John Christopher’s The Guardians is an unnerving comparison of life inside the crowded, over-regulated Conurb of the future with life outside the barbed wire, in the deceptively peaceful County – where individualism is surgically `nipped out’. As 1984 approaches the issues raised in this novel need to be thought about.
And my tenth for the top: Nina Bawden’s Rebel on a Rock which invites the reader in with the best opening sentence of the decade: `When I was twelve years old I stopped a war.’ It is about a family (mother, stepfather, two children and adopted Alice and James who are black – ‘what a funny mixed lot,’ says Jo, the twelve-year-old who stopped the war). The background to this exciting story is Ithaca where Jo, adolescent, awkward, fiery, mercurial becomes involved far more deeply than she means to in the insurgents’ plans. Some holiday: but a fantastic read!
These books, read aloud at odd times throughout each day by teachers who relished them, offered a unique opportunity for bringing together in common pursuit of a story, ten-year-olds whose reading levels are as far apart as The Cat in the Hat is from Watership Down.
MEET ELAINE MOSS
Throughout the seventies Elaine Moss has provided an indispensable service to everyone concerned with children and books in her selection of Children’s Books of the Year for the National Book League. Each year she has chosen approximately 300 books for the exhibition and compiled a catalogue with comments and annotations which, while setting uncompromisingly high standards, has never lost sight of the fact that the books are for children.
She is a fierce (if that is a word one can use about someone as gentle and thoughtful as Elaine Moss) advocate of reading for pleasure, and a supporter of school bookshops which she sees as an important way to reach out and invite many more people into the world of books.
For the last four years she has been employed by the ILEA as a part-time librarian in Fleet Primary School (the only fully-qualified librarian working in a primary school) and this article is written as a result of her experience there.
In 1977 she won the Eleanor Farjeon Award and is much in demand to talk and write about children and books.

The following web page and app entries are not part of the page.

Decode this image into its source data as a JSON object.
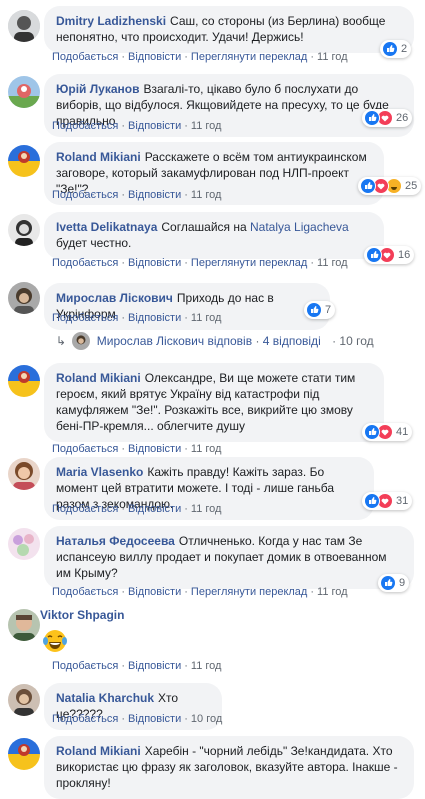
{
  "actions": {
    "like": "Подобається",
    "reply": "Відповісти",
    "translate": "Переглянути переклад",
    "sep": "·"
  },
  "comments": [
    {
      "author": "Dmitry Ladizhenski",
      "text": "Саш, со стороны (из Берлина) вообще непонятно, что происходит. Удачи! Держись!",
      "time": "11 год",
      "reactions": "2",
      "translate": true
    },
    {
      "author": "Юрій Луканов",
      "text": "Взагалі-то, цікаво було б послухати до виборів, що відбулося. Якщовийдете на пресуху, то це буде правильно",
      "time": "11 год",
      "reactions": "26",
      "translate": false
    },
    {
      "author": "Roland Mikiani",
      "text": "Расскажете о всём том антиукраинском заговоре, который закамуфлирован под НЛП-проект \"Зе!\"?",
      "time": "11 год",
      "reactions": "25",
      "translate": false
    },
    {
      "author": "Ivetta Delikatnaya",
      "text_before": "Соглашайся на ",
      "mention": "Natalya Ligacheva",
      "text_after": " будет честно.",
      "time": "11 год",
      "reactions": "16",
      "translate": true
    },
    {
      "author": "Мирослав Ліскович",
      "text": "Приходь до нас в Укрінформ",
      "time": "11 год",
      "reactions": "7",
      "translate": false,
      "replies": {
        "name": "Мирослав Ліскович",
        "verb": "відповів",
        "count": "4 відповіді",
        "time": "10 год"
      }
    },
    {
      "author": "Roland Mikiani",
      "text": "Олександре, Ви ще можете стати тим героєм, який врятує Україну від катастрофи під камуфляжем \"Зе!\". Розкажіть все, викрийте цю змову бені-ПР-кремля... облегчите душу",
      "time": "11 год",
      "reactions": "41",
      "translate": false
    },
    {
      "author": "Maria Vlasenko",
      "text": "Кажіть правду! Кажіть зараз. Бо момент цей втратити можете. І тоді - лише ганьба разом з зекомандою.",
      "time": "11 год",
      "reactions": "31",
      "translate": false
    },
    {
      "author": "Наталья Федосеева",
      "text": "Отличненько. Когда у нас там Зе испансеую виллу продает и покупает домик в отвоеванном им Крыму?",
      "time": "11 год",
      "reactions": "9",
      "translate": true
    },
    {
      "author": "Viktor Shpagin",
      "emoji": "face-with-tears-of-joy",
      "time": "11 год",
      "translate": false
    },
    {
      "author": "Natalia Kharchuk",
      "text": "Хто це?????",
      "time": "10 год",
      "translate": false
    },
    {
      "author": "Roland Mikiani",
      "text": "Харебін - \"чорний лебідь\" Зе!кандидата. Хто використає цю фразу як заголовок, вказуйте автора. Інакше - прокляну!",
      "time": "",
      "translate": false
    }
  ],
  "colors": {
    "link": "#385898",
    "bubble": "#f2f3f5",
    "meta": "#606770",
    "like": "#1877f2",
    "love": "#f33e58",
    "haha": "#f7b125"
  }
}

This year she retires from CBY (after ten years she thinks it’s time for a new picker) but will be compiling the Good Book Guide’s new Young Readers Booklist.

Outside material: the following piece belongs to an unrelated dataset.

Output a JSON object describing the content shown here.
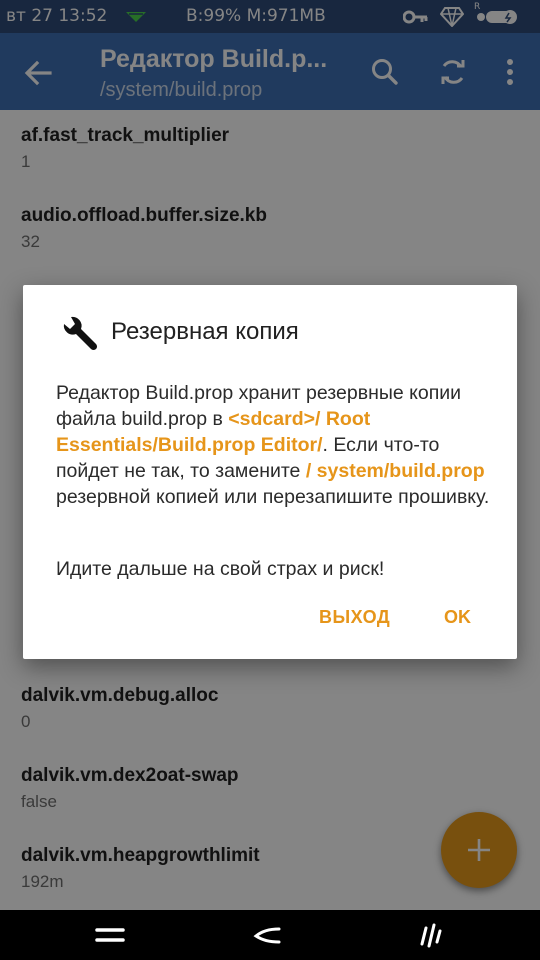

See page 23 for details of Children’s Books of the Year 1979.
Details of books mentioned
The Battle of Bubble and Squeak
Philippa Pearce, Deutsch, 0 233 96986 1, £2.95 Puffin, 0 14 03.1183 1, 65p

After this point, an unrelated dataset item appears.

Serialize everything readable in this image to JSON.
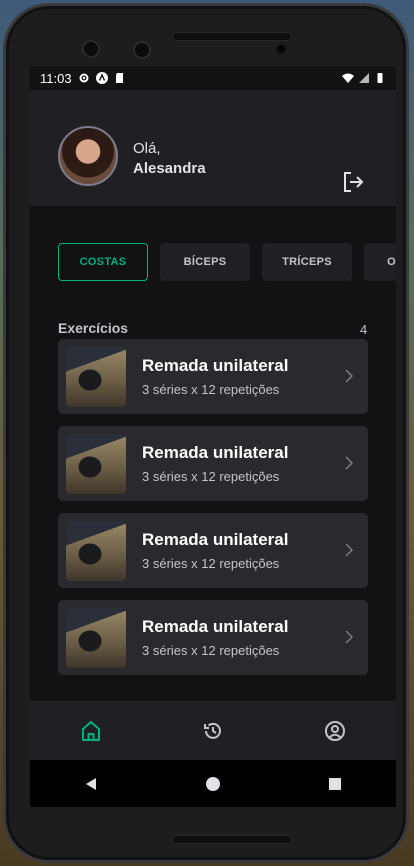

John Christopher, Hamish Hamilton, 0 241 01795 5, £3.50 Puffin, 0 14 03.0579 3, 75p
Mrs Frisby and the Rats of NIMH
Robert C. O’Brien, Gollancz, 0 575 01552 7, £2.95 Puffin, 0 14 03.0725 7, 75p
Nicholas Fisk, Heinemann, 0 434 93 856 4, £2.10 Puffin, 0 14 03.0745 1, 50p
Mind Your Own Business
Michael Rosen, Deutsch, 0 233 96468 1, £2.75 Fontana Lions, 0 00 670959 1, 75p
The Eighteenth Emergency
Betsy Byars, Bodley Head, 0 370 10924 4, £2.75 Puffin, 0 14 03.0863 6, 65p
Island of the Blue Dolphins
Scott O’Dell, Kestrel, 0 7226 5248 8, £2.75
Puffin, 0 14 03.0268 9, 65p
The Turbulent Term of Tyke Tiler
Gene Kemp, Faber, 0 571 10966 7, £3.95
Puffin, 0 14 03.1135 1, 65p
Bridge to Terabithia
Katherine Paterson, Gollancz, 0 575 02550 6,£3.75
Puffin (later this year), 0 14 03.1260 9
J. Meade Falkner, Edward Arnold, 0 7131 5132 3, £2.95
Puffin, 0 14 03.0168 2, 75p
Rebel on a Rock
Nina Bawden, Puffin, 0 14 03.1123 8, 75p
Gollancz, 0 575 02695 2,£3.95